With eight seconds to go, Robinson split the uprights from 29 yards out, and one of Georgia’s best players ever delivered a kick accompanied by a call for the ages.
“Just inside the 19, it’s set down, he sticks it up, it looks good, watch it Yeah! Yeah! Yeah!” proclaimed Munson. “Three seconds left, Rex Robinson put ‘em ahead 17-16 … the bench is unconscious … he kicked the whatchmacallit out of it.”
“The Mighty Munson” was at his very best, maybe the best that the greatest ever was.
“The game and Munson’s call had so energized the student body and the town that the planes couldn’t pull up to the terminal at the Athens airport to let us off,” fondly recalls then-sophomore defensive back Chris Welton. “It took the police 20 minutes to get the crowd back to where we could get off the plane, and then they broke through again, pouring drinks and beers on our heads. What a night!”
So many Georgia legends have had their feats of gridiron heroism live on forever, intertwined with Munson’s magic: Andy Johnson, Herschel Walker, Scott Woerner, Terry Hoage, Buck Belue, Lindsay Scott, Kevin Butler, Verron Haynes, David Greene, and of course, Rex Robinson.
“It has grown to mean more and more because while the kick itself was relatively short, the drive for the score and Larry’s emotion at the end is totally what makes it great,” recalls Robinson. “I’m very thankful to be included in Larry’s legacy.”
Whenever Georgia plays at Kentucky, that 1978 game and of course Munson come to mind. Thank goodness there wasn’t television for so many of Munson’s most magical moments, most of those away from Sanford Stadium. Every Bulldog in the world, except for that small patch of red on the road, was reliant on The Man.

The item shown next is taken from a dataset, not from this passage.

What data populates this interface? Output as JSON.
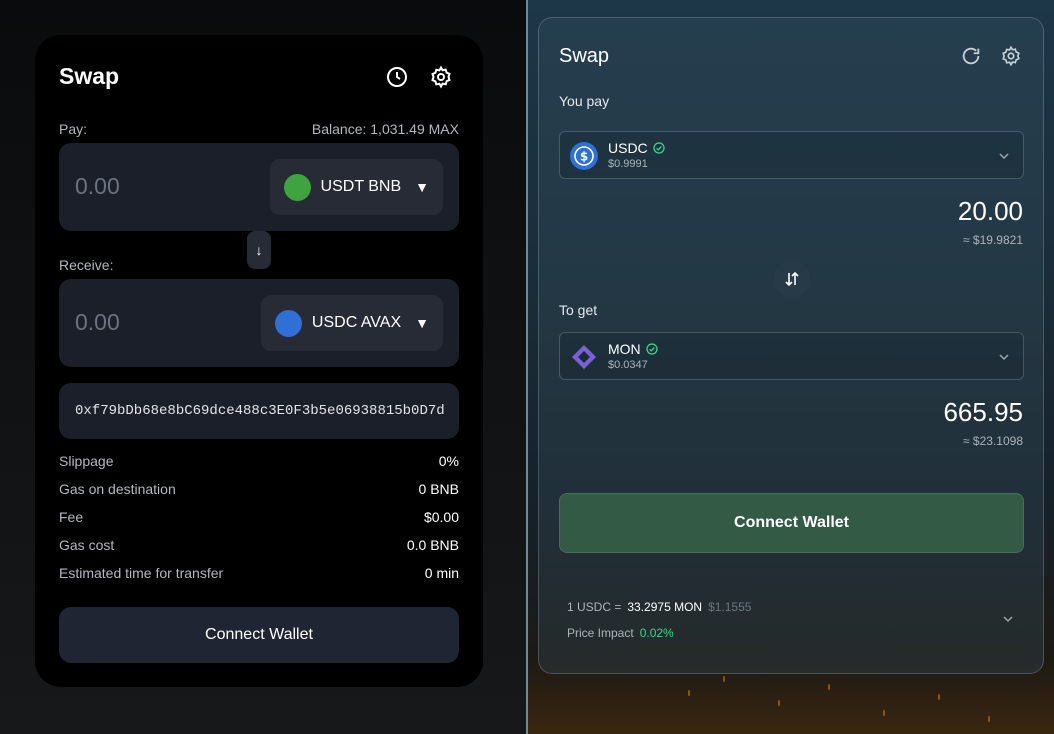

When he delivered a Bulldogs victory, those great standouts shining through his nail-biting narrative – hey, a three-yard run by Vandy with the Bulldogs leading by four touchdowns would have your stomach in knots – it was this Athens eloquent equivalent to Homer’s tales of Zeus, Poseidon, and Achilles. And four decades ago, Larry Munson, like the conquering hero Robinson, delivered an Odyssey.